_How to complete this task_
When you write out the listing, keep each word exactly as it stands but include none of its images.
========================================
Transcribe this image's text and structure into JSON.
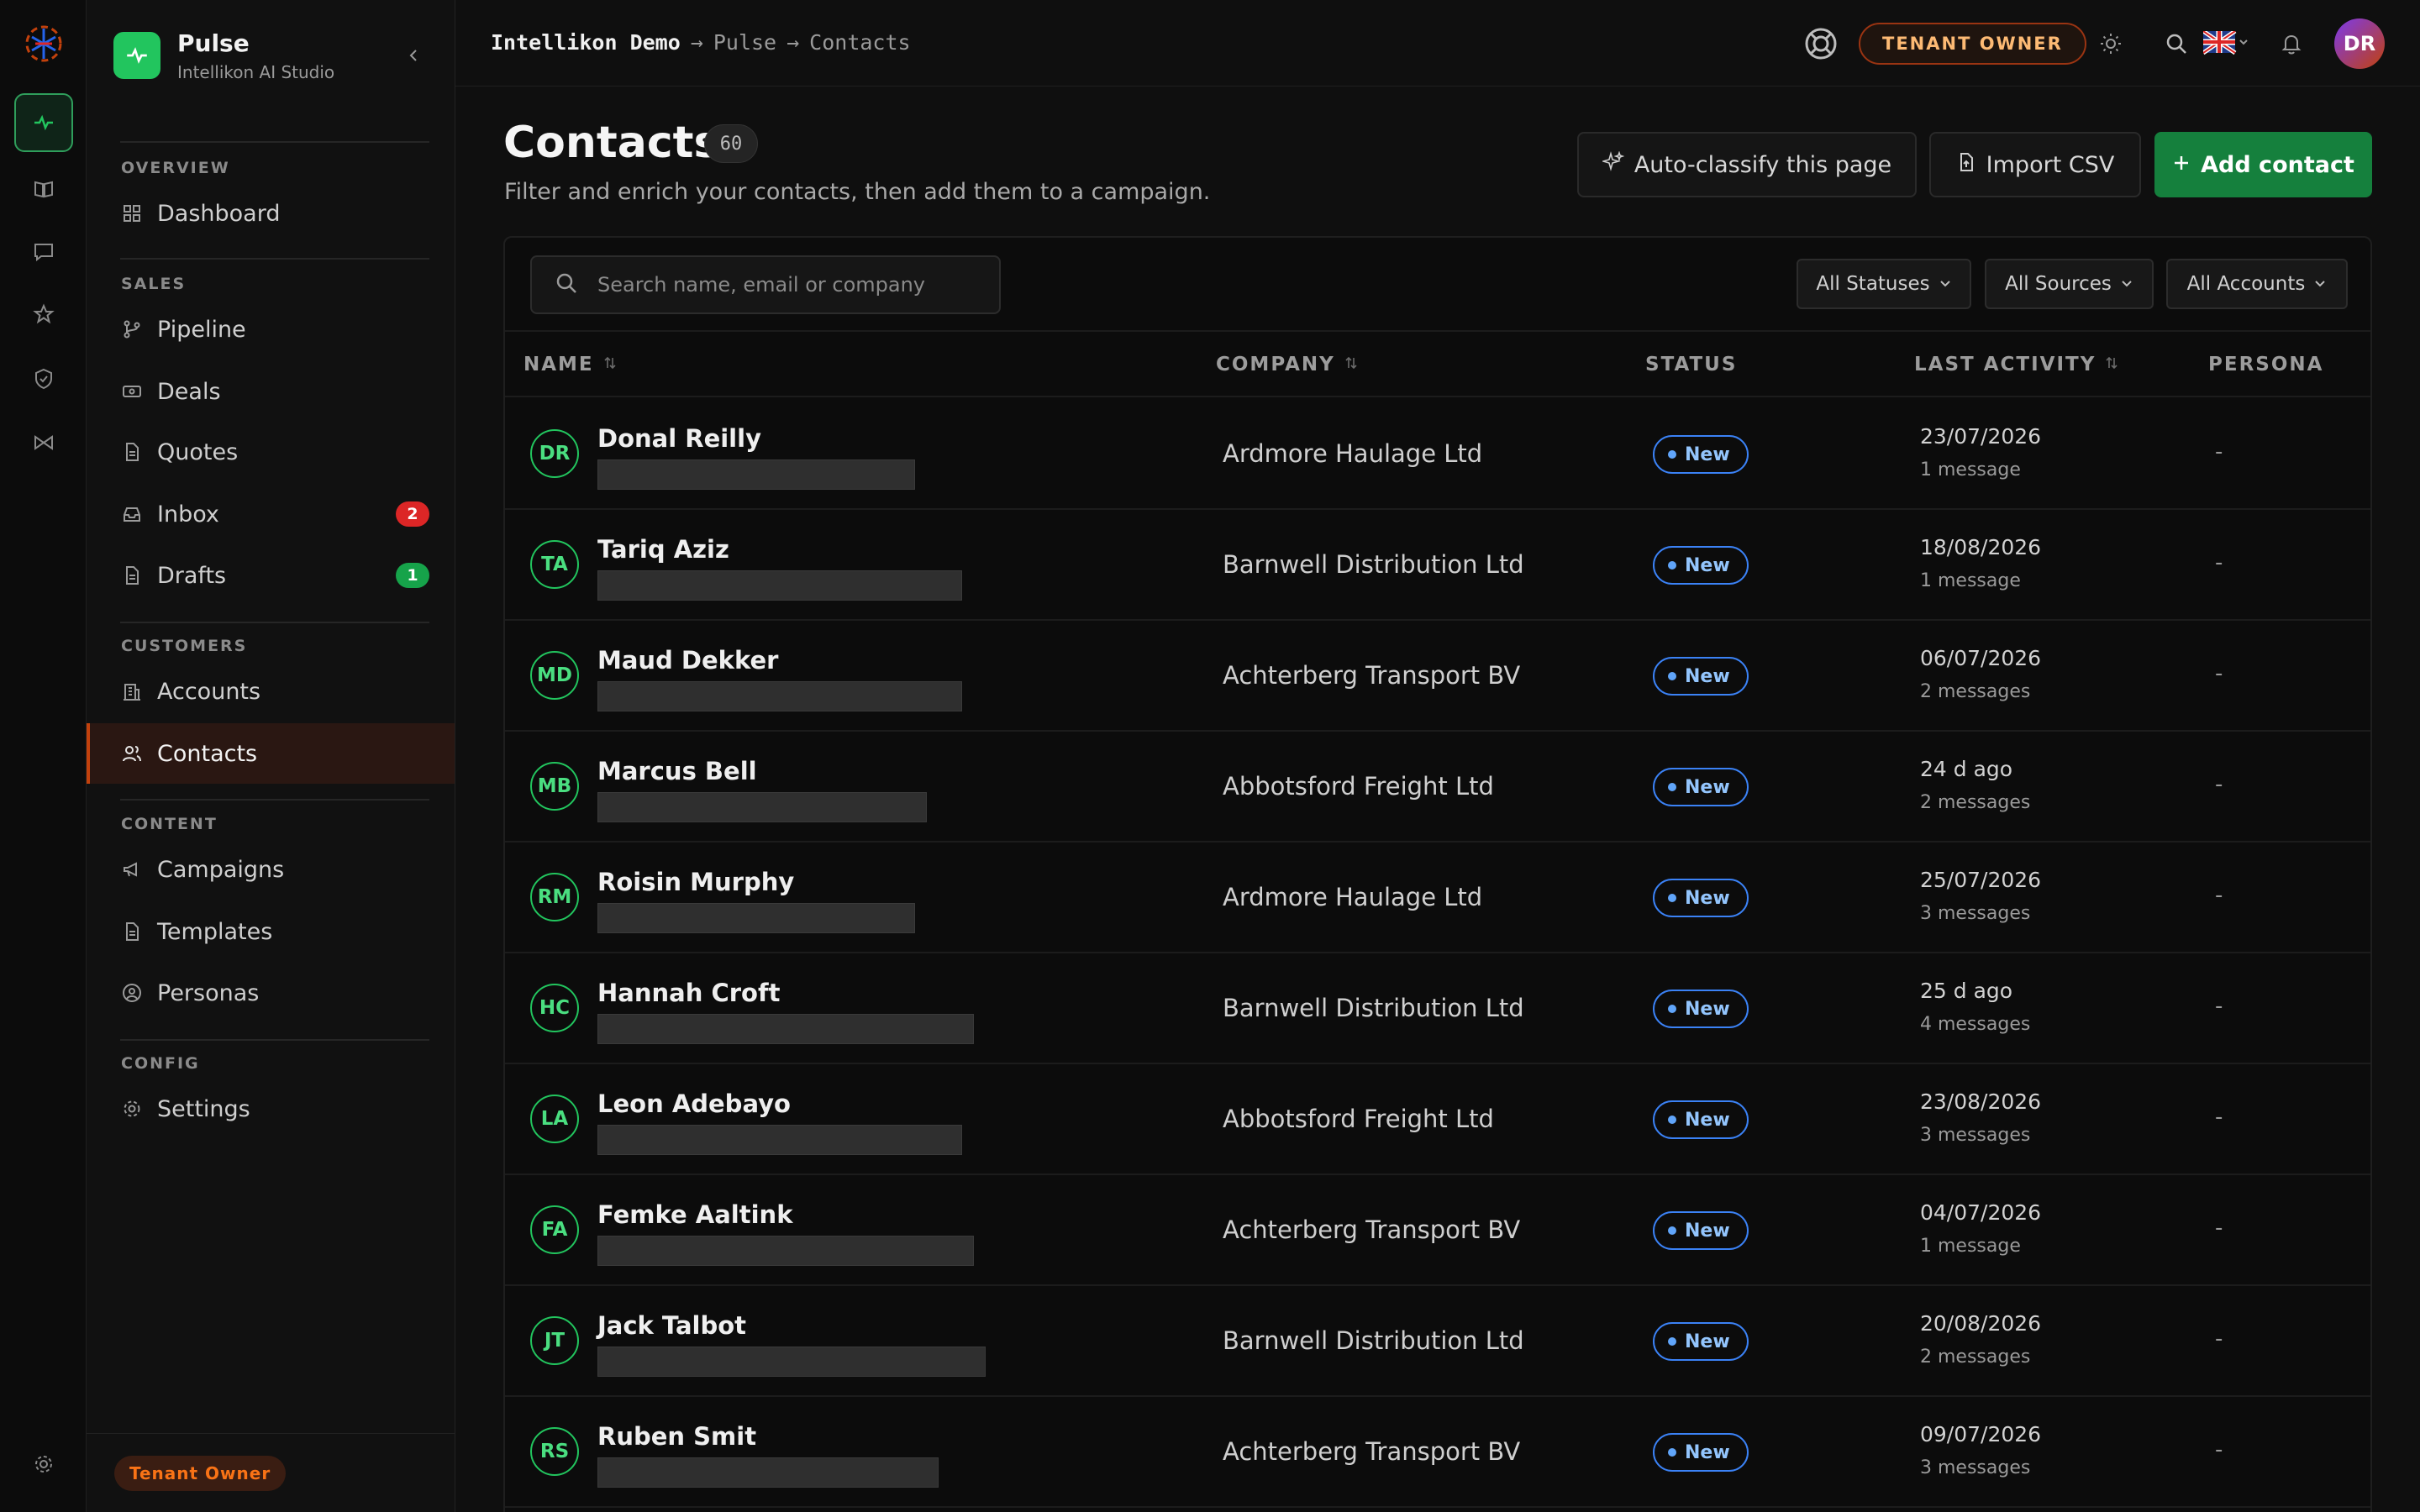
{
  "topbar": {
    "breadcrumb": [
      "Intellikon Demo",
      "Pulse",
      "Contacts"
    ],
    "separator": "→",
    "role_chip": "TENANT OWNER",
    "avatar_initials": "DR",
    "icons": [
      "help-ring-icon",
      "sun-icon",
      "search-icon",
      "uk-flag-icon",
      "bell-icon"
    ]
  },
  "sidebar": {
    "app_name": "Pulse",
    "app_sub": "Intellikon AI Studio",
    "sections": {
      "overview": "OVERVIEW",
      "sales": "SALES",
      "customers": "CUSTOMERS",
      "content": "CONTENT",
      "config": "CONFIG"
    },
    "items": {
      "dashboard": "Dashboard",
      "pipeline": "Pipeline",
      "deals": "Deals",
      "quotes": "Quotes",
      "inbox": "Inbox",
      "inbox_badge": "2",
      "drafts": "Drafts",
      "drafts_badge": "1",
      "accounts": "Accounts",
      "contacts": "Contacts",
      "campaigns": "Campaigns",
      "templates": "Templates",
      "personas": "Personas",
      "settings": "Settings"
    },
    "tenant_pill": "Tenant Owner"
  },
  "header": {
    "title": "Contacts",
    "count": "60",
    "subtitle": "Filter and enrich your contacts, then add them to a campaign.",
    "auto_classify": "Auto-classify this page",
    "import_csv": "Import CSV",
    "add_contact": "Add contact"
  },
  "filters": {
    "search_placeholder": "Search name, email or company",
    "statuses": "All Statuses",
    "sources": "All Sources",
    "accounts": "All Accounts"
  },
  "columns": {
    "name": "NAME",
    "company": "COMPANY",
    "status": "STATUS",
    "last_activity": "LAST ACTIVITY",
    "persona": "PERSONA"
  },
  "rows": [
    {
      "initials": "DR",
      "name": "Donal Reilly",
      "company": "Ardmore Haulage Ltd",
      "status": "New",
      "date": "23/07/2026",
      "messages": "1 message",
      "persona": "-"
    },
    {
      "initials": "TA",
      "name": "Tariq Aziz",
      "company": "Barnwell Distribution Ltd",
      "status": "New",
      "date": "18/08/2026",
      "messages": "1 message",
      "persona": "-"
    },
    {
      "initials": "MD",
      "name": "Maud Dekker",
      "company": "Achterberg Transport BV",
      "status": "New",
      "date": "06/07/2026",
      "messages": "2 messages",
      "persona": "-"
    },
    {
      "initials": "MB",
      "name": "Marcus Bell",
      "company": "Abbotsford Freight Ltd",
      "status": "New",
      "date": "24 d ago",
      "messages": "2 messages",
      "persona": "-"
    },
    {
      "initials": "RM",
      "name": "Roisin Murphy",
      "company": "Ardmore Haulage Ltd",
      "status": "New",
      "date": "25/07/2026",
      "messages": "3 messages",
      "persona": "-"
    },
    {
      "initials": "HC",
      "name": "Hannah Croft",
      "company": "Barnwell Distribution Ltd",
      "status": "New",
      "date": "25 d ago",
      "messages": "4 messages",
      "persona": "-"
    },
    {
      "initials": "LA",
      "name": "Leon Adebayo",
      "company": "Abbotsford Freight Ltd",
      "status": "New",
      "date": "23/08/2026",
      "messages": "3 messages",
      "persona": "-"
    },
    {
      "initials": "FA",
      "name": "Femke Aaltink",
      "company": "Achterberg Transport BV",
      "status": "New",
      "date": "04/07/2026",
      "messages": "1 message",
      "persona": "-"
    },
    {
      "initials": "JT",
      "name": "Jack Talbot",
      "company": "Barnwell Distribution Ltd",
      "status": "New",
      "date": "20/08/2026",
      "messages": "2 messages",
      "persona": "-"
    },
    {
      "initials": "RS",
      "name": "Ruben Smit",
      "company": "Achterberg Transport BV",
      "status": "New",
      "date": "09/07/2026",
      "messages": "3 messages",
      "persona": "-"
    }
  ],
  "colors": {
    "accent_green": "#22c55e",
    "primary_button": "#15803d",
    "active_nav": "#c2410c",
    "status_blue": "#3b82f6"
  }
}
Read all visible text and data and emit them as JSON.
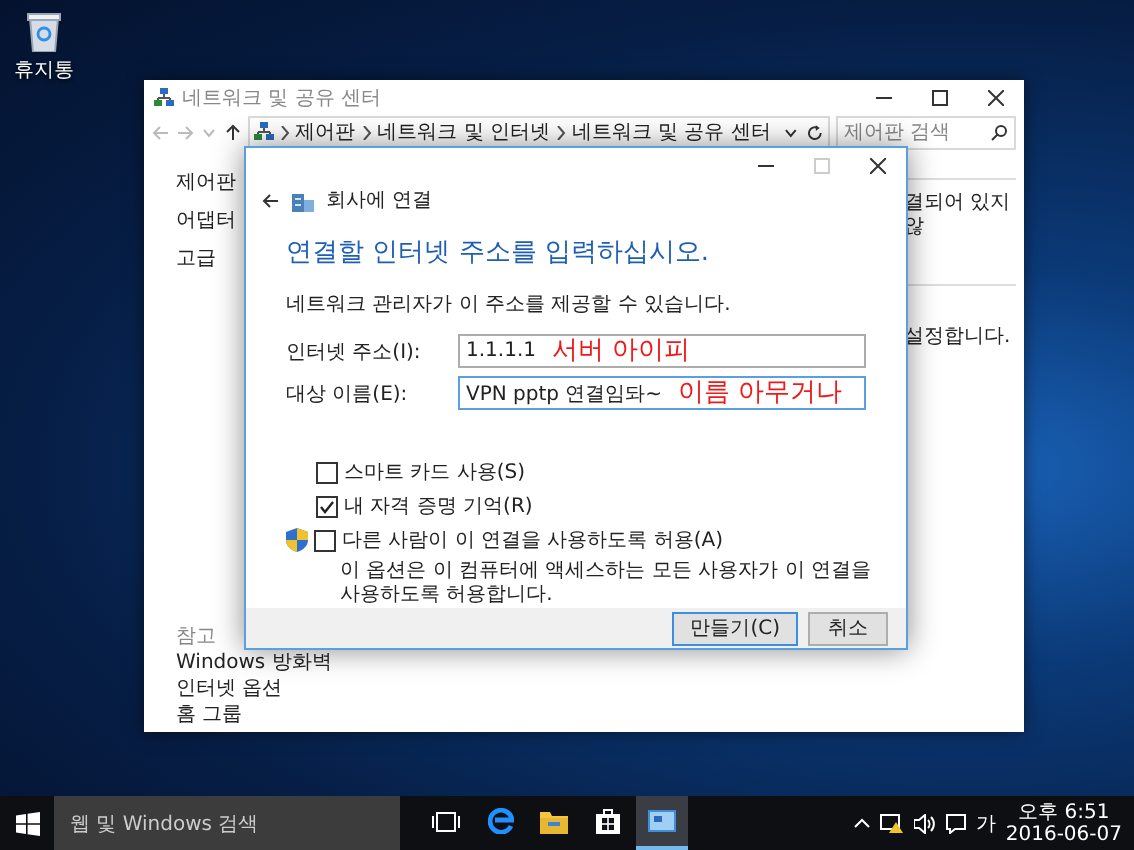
{
  "desktop_icons": [
    {
      "label": "휴지통"
    }
  ],
  "back_window": {
    "title": "네트워크 및 공유 센터",
    "breadcrumbs": [
      "제어판",
      "네트워크 및 인터넷",
      "네트워크 및 공유 센터"
    ],
    "search": {
      "placeholder": "제어판 검색"
    },
    "sidebar_top": [
      "제어판",
      "어댑터",
      "고급"
    ],
    "content_texts": [
      "결되어 있지 않",
      "설정합니다."
    ],
    "see_also": [
      "참고",
      "Windows 방화벽",
      "인터넷 옵션",
      "홈 그룹"
    ]
  },
  "dialog": {
    "title": "회사에 연결",
    "heading": "연결할 인터넷 주소를 입력하십시오.",
    "description": "네트워크 관리자가 이 주소를 제공할 수 있습니다.",
    "fields": [
      {
        "label": "인터넷 주소(I):",
        "value": "1.1.1.1",
        "annotation": "서버 아이피",
        "focused": false
      },
      {
        "label": "대상 이름(E):",
        "value": "VPN pptp 연결임돠~",
        "annotation": "이름 아무거나",
        "focused": true
      }
    ],
    "options": [
      {
        "label": "스마트 카드 사용(S)",
        "checked": false,
        "shield": false
      },
      {
        "label": "내 자격 증명 기억(R)",
        "checked": true,
        "shield": false
      },
      {
        "label": "다른 사람이 이 연결을 사용하도록 허용(A)",
        "checked": false,
        "shield": true,
        "note": "이 옵션은 이 컴퓨터에 액세스하는 모든 사용자가 이 연결을 사용하도록 허용합니다."
      }
    ],
    "buttons": [
      {
        "label": "만들기(C)",
        "default": true
      },
      {
        "label": "취소",
        "default": false
      }
    ]
  },
  "taskbar": {
    "search_placeholder": "웹 및 Windows 검색",
    "apps": [
      {
        "kind": "task-view",
        "active": false
      },
      {
        "kind": "browser",
        "active": false
      },
      {
        "kind": "folder",
        "active": false
      },
      {
        "kind": "store",
        "active": false
      },
      {
        "kind": "network",
        "active": true
      }
    ],
    "ime": "가",
    "time": "오후 6:51",
    "date": "2016-06-07"
  }
}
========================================
_Output of the exercise_
Transcribe this image's text and structure into JSON.
{
  "topbar": {
    "breadcrumb": [
      "Intellikon Demo",
      "Pulse",
      "Contacts"
    ],
    "separator": "→",
    "role_chip": "TENANT OWNER",
    "avatar_initials": "DR",
    "icons": [
      "help-ring-icon",
      "sun-icon",
      "search-icon",
      "uk-flag-icon",
      "bell-icon"
    ]
  },
  "sidebar": {
    "app_name": "Pulse",
    "app_sub": "Intellikon AI Studio",
    "sections": {
      "overview": "OVERVIEW",
      "sales": "SALES",
      "customers": "CUSTOMERS",
      "content": "CONTENT",
      "config": "CONFIG"
    },
    "items": {
      "dashboard": "Dashboard",
      "pipeline": "Pipeline",
      "deals": "Deals",
      "quotes": "Quotes",
      "inbox": "Inbox",
      "inbox_badge": "2",
      "drafts": "Drafts",
      "drafts_badge": "1",
      "accounts": "Accounts",
      "contacts": "Contacts",
      "campaigns": "Campaigns",
      "templates": "Templates",
      "personas": "Personas",
      "settings": "Settings"
    },
    "tenant_pill": "Tenant Owner"
  },
  "header": {
    "title": "Contacts",
    "count": "60",
    "subtitle": "Filter and enrich your contacts, then add them to a campaign.",
    "auto_classify": "Auto-classify this page",
    "import_csv": "Import CSV",
    "add_contact": "Add contact"
  },
  "filters": {
    "search_placeholder": "Search name, email or company",
    "statuses": "All Statuses",
    "sources": "All Sources",
    "accounts": "All Accounts"
  },
  "columns": {
    "name": "NAME",
    "company": "COMPANY",
    "status": "STATUS",
    "last_activity": "LAST ACTIVITY",
    "persona": "PERSONA"
  },
  "rows": [
    {
      "initials": "DR",
      "name": "Donal Reilly",
      "company": "Ardmore Haulage Ltd",
      "status": "New",
      "date": "23/07/2026",
      "messages": "1 message",
      "persona": "-"
    },
    {
      "initials": "TA",
      "name": "Tariq Aziz",
      "company": "Barnwell Distribution Ltd",
      "status": "New",
      "date": "18/08/2026",
      "messages": "1 message",
      "persona": "-"
    },
    {
      "initials": "MD",
      "name": "Maud Dekker",
      "company": "Achterberg Transport BV",
      "status": "New",
      "date": "06/07/2026",
      "messages": "2 messages",
      "persona": "-"
    },
    {
      "initials": "MB",
      "name": "Marcus Bell",
      "company": "Abbotsford Freight Ltd",
      "status": "New",
      "date": "24 d ago",
      "messages": "2 messages",
      "persona": "-"
    },
    {
      "initials": "RM",
      "name": "Roisin Murphy",
      "company": "Ardmore Haulage Ltd",
      "status": "New",
      "date": "25/07/2026",
      "messages": "3 messages",
      "persona": "-"
    },
    {
      "initials": "HC",
      "name": "Hannah Croft",
      "company": "Barnwell Distribution Ltd",
      "status": "New",
      "date": "25 d ago",
      "messages": "4 messages",
      "persona": "-"
    },
    {
      "initials": "LA",
      "name": "Leon Adebayo",
      "company": "Abbotsford Freight Ltd",
      "status": "New",
      "date": "23/08/2026",
      "messages": "3 messages",
      "persona": "-"
    },
    {
      "initials": "FA",
      "name": "Femke Aaltink",
      "company": "Achterberg Transport BV",
      "status": "New",
      "date": "04/07/2026",
      "messages": "1 message",
      "persona": "-"
    },
    {
      "initials": "JT",
      "name": "Jack Talbot",
      "company": "Barnwell Distribution Ltd",
      "status": "New",
      "date": "20/08/2026",
      "messages": "2 messages",
      "persona": "-"
    },
    {
      "initials": "RS",
      "name": "Ruben Smit",
      "company": "Achterberg Transport BV",
      "status": "New",
      "date": "09/07/2026",
      "messages": "3 messages",
      "persona": "-"
    }
  ],
  "colors": {
    "accent_green": "#22c55e",
    "primary_button": "#15803d",
    "active_nav": "#c2410c",
    "status_blue": "#3b82f6"
  }
}
Read all visible text and data and emit them as JSON.
{
  "desktop_icons": [
    {
      "label": "휴지통"
    }
  ],
  "back_window": {
    "title": "네트워크 및 공유 센터",
    "breadcrumbs": [
      "제어판",
      "네트워크 및 인터넷",
      "네트워크 및 공유 센터"
    ],
    "search": {
      "placeholder": "제어판 검색"
    },
    "sidebar_top": [
      "제어판",
      "어댑터",
      "고급"
    ],
    "content_texts": [
      "결되어 있지 않",
      "설정합니다."
    ],
    "see_also": [
      "참고",
      "Windows 방화벽",
      "인터넷 옵션",
      "홈 그룹"
    ]
  },
  "dialog": {
    "title": "회사에 연결",
    "heading": "연결할 인터넷 주소를 입력하십시오.",
    "description": "네트워크 관리자가 이 주소를 제공할 수 있습니다.",
    "fields": [
      {
        "label": "인터넷 주소(I):",
        "value": "1.1.1.1",
        "annotation": "서버 아이피",
        "focused": false
      },
      {
        "label": "대상 이름(E):",
        "value": "VPN pptp 연결임돠~",
        "annotation": "이름 아무거나",
        "focused": true
      }
    ],
    "options": [
      {
        "label": "스마트 카드 사용(S)",
        "checked": false,
        "shield": false
      },
      {
        "label": "내 자격 증명 기억(R)",
        "checked": true,
        "shield": false
      },
      {
        "label": "다른 사람이 이 연결을 사용하도록 허용(A)",
        "checked": false,
        "shield": true,
        "note": "이 옵션은 이 컴퓨터에 액세스하는 모든 사용자가 이 연결을 사용하도록 허용합니다."
      }
    ],
    "buttons": [
      {
        "label": "만들기(C)",
        "default": true
      },
      {
        "label": "취소",
        "default": false
      }
    ]
  },
  "taskbar": {
    "search_placeholder": "웹 및 Windows 검색",
    "apps": [
      {
        "kind": "task-view",
        "active": false
      },
      {
        "kind": "browser",
        "active": false
      },
      {
        "kind": "folder",
        "active": false
      },
      {
        "kind": "store",
        "active": false
      },
      {
        "kind": "network",
        "active": true
      }
    ],
    "ime": "가",
    "time": "오후 6:51",
    "date": "2016-06-07"
  }
}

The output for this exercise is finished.